PROFILING OF NORMAL HUMAN LEG LYMPH PROTEINS USING THE 2-D ELECTROPHORESIS AND SELDI-TOF MASS SPECTROPHOTOMETRY APPROACH
- B Interewicz
- WL Olszewski
- LV Leak
- EF Petricoin
- LA Liotta
The parenchymatous cells are supplied by nutrients transported in fluid from blood across the capillary wall. This fluid, called tissue fluid (TF), contains proteins originating from plasma as well as those synthesized and secreted by tissue cells. The protein composition of TF remains largely unknown. The TF which has entered lymphatics is called lymph(L). Harvesting L and measuring its proteins concentrations and identifying them provide an insight into biochemical processes in the TF. Here we describe our initial evaluation of the normal human prenodal L protein profile of m.w. 2.5 to 12.5kDa using the ProteinChip SELDI MS system and compare it with that of plasma (P) protein. This is the first study in the literature providing evidence for the presence of the so far non-identified proteins in L as well as proteins identified in L but absent from P and conversely present in P but not in L. Evident differences between paired Land P samples have been found, along with similarities. Thirteen proteins were detected in P and seven in L in the region of 2.5 to 12.5kDa. Five identical proteins, although of different relative intensity, were found in Land P. The proteins specific for L but not P had 7070 and 8619 ion values. P proteins absent from L were of 3890, 3969, 4078, 6863,7676, 7778, 7847 and 7937 ion values.In addition to detecting some so far unknown proteins in L, these preliminary findings throw a new light on our understanding of the mechanism of transcapillary transport of low m.w. proteins. They challenge the commonly accepted notion of unlimited free diffusion of peptides across the capillary membrane.
How to Cite:

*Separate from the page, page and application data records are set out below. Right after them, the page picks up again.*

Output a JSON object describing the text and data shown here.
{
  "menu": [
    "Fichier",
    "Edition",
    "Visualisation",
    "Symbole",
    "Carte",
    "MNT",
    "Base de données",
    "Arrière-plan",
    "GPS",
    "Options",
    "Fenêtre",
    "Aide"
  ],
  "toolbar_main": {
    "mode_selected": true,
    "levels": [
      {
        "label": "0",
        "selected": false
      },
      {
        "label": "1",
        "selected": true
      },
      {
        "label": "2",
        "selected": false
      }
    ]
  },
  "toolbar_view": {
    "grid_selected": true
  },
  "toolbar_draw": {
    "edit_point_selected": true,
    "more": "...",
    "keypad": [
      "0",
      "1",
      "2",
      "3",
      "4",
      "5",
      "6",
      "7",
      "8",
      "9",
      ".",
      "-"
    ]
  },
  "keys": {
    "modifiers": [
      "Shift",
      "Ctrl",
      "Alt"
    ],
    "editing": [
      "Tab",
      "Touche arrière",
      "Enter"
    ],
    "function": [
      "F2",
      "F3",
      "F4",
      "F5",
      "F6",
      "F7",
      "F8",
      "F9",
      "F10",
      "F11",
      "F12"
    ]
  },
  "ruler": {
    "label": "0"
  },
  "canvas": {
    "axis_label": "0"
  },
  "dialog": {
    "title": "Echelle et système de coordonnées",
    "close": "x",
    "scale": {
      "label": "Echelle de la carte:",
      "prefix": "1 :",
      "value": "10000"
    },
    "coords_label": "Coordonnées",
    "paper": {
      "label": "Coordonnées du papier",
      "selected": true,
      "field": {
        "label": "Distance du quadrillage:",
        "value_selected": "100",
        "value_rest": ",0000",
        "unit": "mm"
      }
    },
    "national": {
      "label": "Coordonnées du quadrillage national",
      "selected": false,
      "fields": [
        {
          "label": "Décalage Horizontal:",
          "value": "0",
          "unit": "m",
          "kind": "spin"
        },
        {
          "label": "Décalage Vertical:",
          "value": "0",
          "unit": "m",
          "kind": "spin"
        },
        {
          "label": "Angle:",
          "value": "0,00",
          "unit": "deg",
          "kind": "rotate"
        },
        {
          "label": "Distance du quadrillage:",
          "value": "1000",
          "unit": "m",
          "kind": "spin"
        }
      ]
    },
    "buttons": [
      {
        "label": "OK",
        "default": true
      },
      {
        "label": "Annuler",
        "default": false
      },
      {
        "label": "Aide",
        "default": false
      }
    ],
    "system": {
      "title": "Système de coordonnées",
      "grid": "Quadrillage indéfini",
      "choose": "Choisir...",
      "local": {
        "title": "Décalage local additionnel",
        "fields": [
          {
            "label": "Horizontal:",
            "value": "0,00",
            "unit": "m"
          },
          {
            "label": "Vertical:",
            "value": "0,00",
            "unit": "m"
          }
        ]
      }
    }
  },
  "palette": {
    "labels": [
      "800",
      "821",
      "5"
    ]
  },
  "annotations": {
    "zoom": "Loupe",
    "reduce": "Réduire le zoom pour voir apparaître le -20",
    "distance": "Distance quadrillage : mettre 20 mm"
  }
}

Interewicz, B. & Olszewski, W. & Leak, L. & Petricoin, E. & Liotta, L., (2004) “PROFILING OF NORMAL HUMAN LEG LYMPH PROTEINS USING THE 2-D ELECTROPHORESIS AND SELDI-TOF MASS SPECTROPHOTOMETRY APPROACH”, Lymphology 37(2), 65-72.